Microsoft are really stepping things up with their Windows Subsystem for Linux (WSL).
In the current release of Windows 10, the WSL layer has a custom-built kernel that translates Linux APIs through to Windows APIs. This translation layer should mean that native Linux software, that is calling Linux kernel APIs, can run quickly as these Linux API calls are translated directly to Windows API calls – in practice however, as the current kernel was a completely new project, written from the ground up without using any Linux kernel code, the performance in certain areas has been lacking. Also, as Microsoft had not implemented each and every Linux API, some native Linux software simply didn’t work.
With WSL version 2 however, Microsoft are changing the way it all works, ditching their in-house kernel layer and the new version will run in a lightweight Hyper-V virtual machine with a full Linux kernel, thereby ensuring 100% compatibility and it should deliver better performance as the current Linux kernel is highly optimised.
What’s more, as the Linux kernel is GPL code, all of Microsoft’s changes are either being contributed back upstream to the Linux Kernel project, or being released as separate open-source patches.
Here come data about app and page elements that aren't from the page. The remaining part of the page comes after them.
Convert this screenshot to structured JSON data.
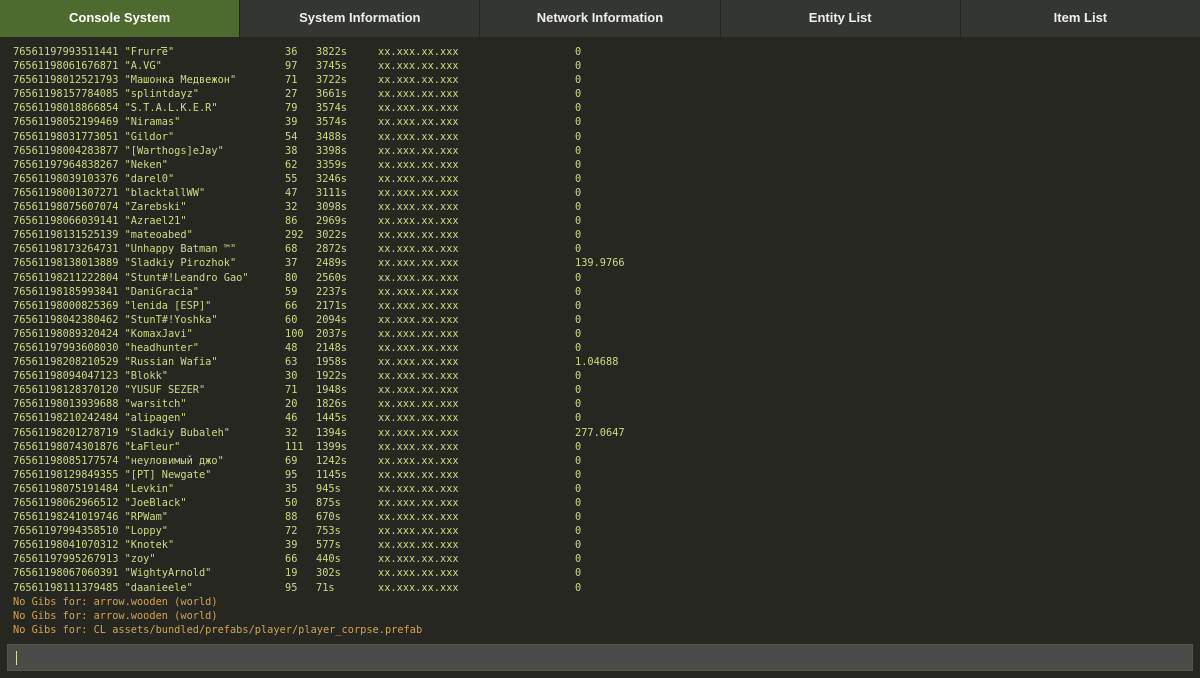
{
  "tabs": [
    {
      "label": "Console System",
      "active": true
    },
    {
      "label": "System Information",
      "active": false
    },
    {
      "label": "Network Information",
      "active": false
    },
    {
      "label": "Entity List",
      "active": false
    },
    {
      "label": "Item List",
      "active": false
    }
  ],
  "colors": {
    "active_tab": "#4e6a2e",
    "console_text": "#c7dc85",
    "warning_text": "#d3a155",
    "background": "#272721"
  },
  "console": {
    "rows": [
      {
        "line": "76561197993511441 \"Frurre\"",
        "num": "36",
        "time": "3822s",
        "ip": "xx.xxx.xx.xxx",
        "val": "0"
      },
      {
        "line": "76561198061676871 \"A.VG\"",
        "num": "97",
        "time": "3745s",
        "ip": "xx.xxx.xx.xxx",
        "val": "0"
      },
      {
        "line": "76561198012521793 \"Машонка Медвежон\"",
        "num": "71",
        "time": "3722s",
        "ip": "xx.xxx.xx.xxx",
        "val": "0"
      },
      {
        "line": "76561198157784085 \"splintdayz\"",
        "num": "27",
        "time": "3661s",
        "ip": "xx.xxx.xx.xxx",
        "val": "0"
      },
      {
        "line": "76561198018866854 \"S.T.A.L.K.E.R\"",
        "num": "79",
        "time": "3574s",
        "ip": "xx.xxx.xx.xxx",
        "val": "0"
      },
      {
        "line": "76561198052199469 \"Niramas\"",
        "num": "39",
        "time": "3574s",
        "ip": "xx.xxx.xx.xxx",
        "val": "0"
      },
      {
        "line": "76561198031773051 \"Gildor\"",
        "num": "54",
        "time": "3488s",
        "ip": "xx.xxx.xx.xxx",
        "val": "0"
      },
      {
        "line": "76561198004283877 \"[Warthogs]eJay\"",
        "num": "38",
        "time": "3398s",
        "ip": "xx.xxx.xx.xxx",
        "val": "0"
      },
      {
        "line": "76561197964838267 \"Neken\"",
        "num": "62",
        "time": "3359s",
        "ip": "xx.xxx.xx.xxx",
        "val": "0"
      },
      {
        "line": "76561198039103376 \"darel0\"",
        "num": "55",
        "time": "3246s",
        "ip": "xx.xxx.xx.xxx",
        "val": "0"
      },
      {
        "line": "76561198001307271 \"blacktallWW\"",
        "num": "47",
        "time": "3111s",
        "ip": "xx.xxx.xx.xxx",
        "val": "0"
      },
      {
        "line": "76561198075607074 \"Zarebski\"",
        "num": "32",
        "time": "3098s",
        "ip": "xx.xxx.xx.xxx",
        "val": "0"
      },
      {
        "line": "76561198066039141 \"Azrael21\"",
        "num": "86",
        "time": "2969s",
        "ip": "xx.xxx.xx.xxx",
        "val": "0"
      },
      {
        "line": "76561198131525139 \"mateoabed\"",
        "num": "292",
        "time": "3022s",
        "ip": "xx.xxx.xx.xxx",
        "val": "0"
      },
      {
        "line": "76561198173264731 \"Unhappy Batman ™\"",
        "num": "68",
        "time": "2872s",
        "ip": "xx.xxx.xx.xxx",
        "val": "0"
      },
      {
        "line": "76561198138013889 \"Sladkiy Pirozhok\"",
        "num": "37",
        "time": "2489s",
        "ip": "xx.xxx.xx.xxx",
        "val": "139.9766"
      },
      {
        "line": "76561198211222804 \"Stunt#!Leandro Gao\"",
        "num": "80",
        "time": "2560s",
        "ip": "xx.xxx.xx.xxx",
        "val": "0"
      },
      {
        "line": "76561198185993841 \"DaniGracia\"",
        "num": "59",
        "time": "2237s",
        "ip": "xx.xxx.xx.xxx",
        "val": "0"
      },
      {
        "line": "76561198000825369 \"lenida [ESP]\"",
        "num": "66",
        "time": "2171s",
        "ip": "xx.xxx.xx.xxx",
        "val": "0"
      },
      {
        "line": "76561198042380462 \"StunT#!Yoshka\"",
        "num": "60",
        "time": "2094s",
        "ip": "xx.xxx.xx.xxx",
        "val": "0"
      },
      {
        "line": "76561198089320424 \"KomaxJavi\"",
        "num": "100",
        "time": "2037s",
        "ip": "xx.xxx.xx.xxx",
        "val": "0"
      },
      {
        "line": "76561197993608030 \"headhunter\"",
        "num": "48",
        "time": "2148s",
        "ip": "xx.xxx.xx.xxx",
        "val": "0"
      },
      {
        "line": "76561198208210529 \"Russian Wafia\"",
        "num": "63",
        "time": "1958s",
        "ip": "xx.xxx.xx.xxx",
        "val": "1.04688"
      },
      {
        "line": "76561198094047123 \"Blokk\"",
        "num": "30",
        "time": "1922s",
        "ip": "xx.xxx.xx.xxx",
        "val": "0"
      },
      {
        "line": "76561198128370120 \"YUSUF SEZER\"",
        "num": "71",
        "time": "1948s",
        "ip": "xx.xxx.xx.xxx",
        "val": "0"
      },
      {
        "line": "76561198013939688 \"warsitch\"",
        "num": "20",
        "time": "1826s",
        "ip": "xx.xxx.xx.xxx",
        "val": "0"
      },
      {
        "line": "76561198210242484 \"alipagen\"",
        "num": "46",
        "time": "1445s",
        "ip": "xx.xxx.xx.xxx",
        "val": "0"
      },
      {
        "line": "76561198201278719 \"Sladkiy Bubaleh\"",
        "num": "32",
        "time": "1394s",
        "ip": "xx.xxx.xx.xxx",
        "val": "277.0647"
      },
      {
        "line": "76561198074301876 \"ŁaFleur\"",
        "num": "111",
        "time": "1399s",
        "ip": "xx.xxx.xx.xxx",
        "val": "0"
      },
      {
        "line": "76561198085177574 \"неуловимый джо\"",
        "num": "69",
        "time": "1242s",
        "ip": "xx.xxx.xx.xxx",
        "val": "0"
      },
      {
        "line": "76561198129849355 \"[PT] Newgate\"",
        "num": "95",
        "time": "1145s",
        "ip": "xx.xxx.xx.xxx",
        "val": "0"
      },
      {
        "line": "76561198075191484 \"Levkin\"",
        "num": "35",
        "time": "945s",
        "ip": "xx.xxx.xx.xxx",
        "val": "0"
      },
      {
        "line": "76561198062966512 \"JoeBlack\"",
        "num": "50",
        "time": "875s",
        "ip": "xx.xxx.xx.xxx",
        "val": "0"
      },
      {
        "line": "76561198241019746 \"RPWam\"",
        "num": "88",
        "time": "670s",
        "ip": "xx.xxx.xx.xxx",
        "val": "0"
      },
      {
        "line": "76561197994358510 \"Loppy\"",
        "num": "72",
        "time": "753s",
        "ip": "xx.xxx.xx.xxx",
        "val": "0"
      },
      {
        "line": "76561198041070312 \"Knotek\"",
        "num": "39",
        "time": "577s",
        "ip": "xx.xxx.xx.xxx",
        "val": "0"
      },
      {
        "line": "76561197995267913 \"zoy\"",
        "num": "66",
        "time": "440s",
        "ip": "xx.xxx.xx.xxx",
        "val": "0"
      },
      {
        "line": "76561198067060391 \"WightyArnold\"",
        "num": "19",
        "time": "302s",
        "ip": "xx.xxx.xx.xxx",
        "val": "0"
      },
      {
        "line": "76561198111379485 \"daanieele\"",
        "num": "95",
        "time": "71s",
        "ip": "xx.xxx.xx.xxx",
        "val": "0"
      }
    ],
    "messages": [
      "No Gibs for: arrow.wooden (world)",
      "No Gibs for: arrow.wooden (world)",
      "No Gibs for: CL assets/bundled/prefabs/player/player_corpse.prefab"
    ]
  },
  "input": {
    "value": ""
  }
}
Microsoft will even be hosting the source of the WSL v2 kernel on GitHub.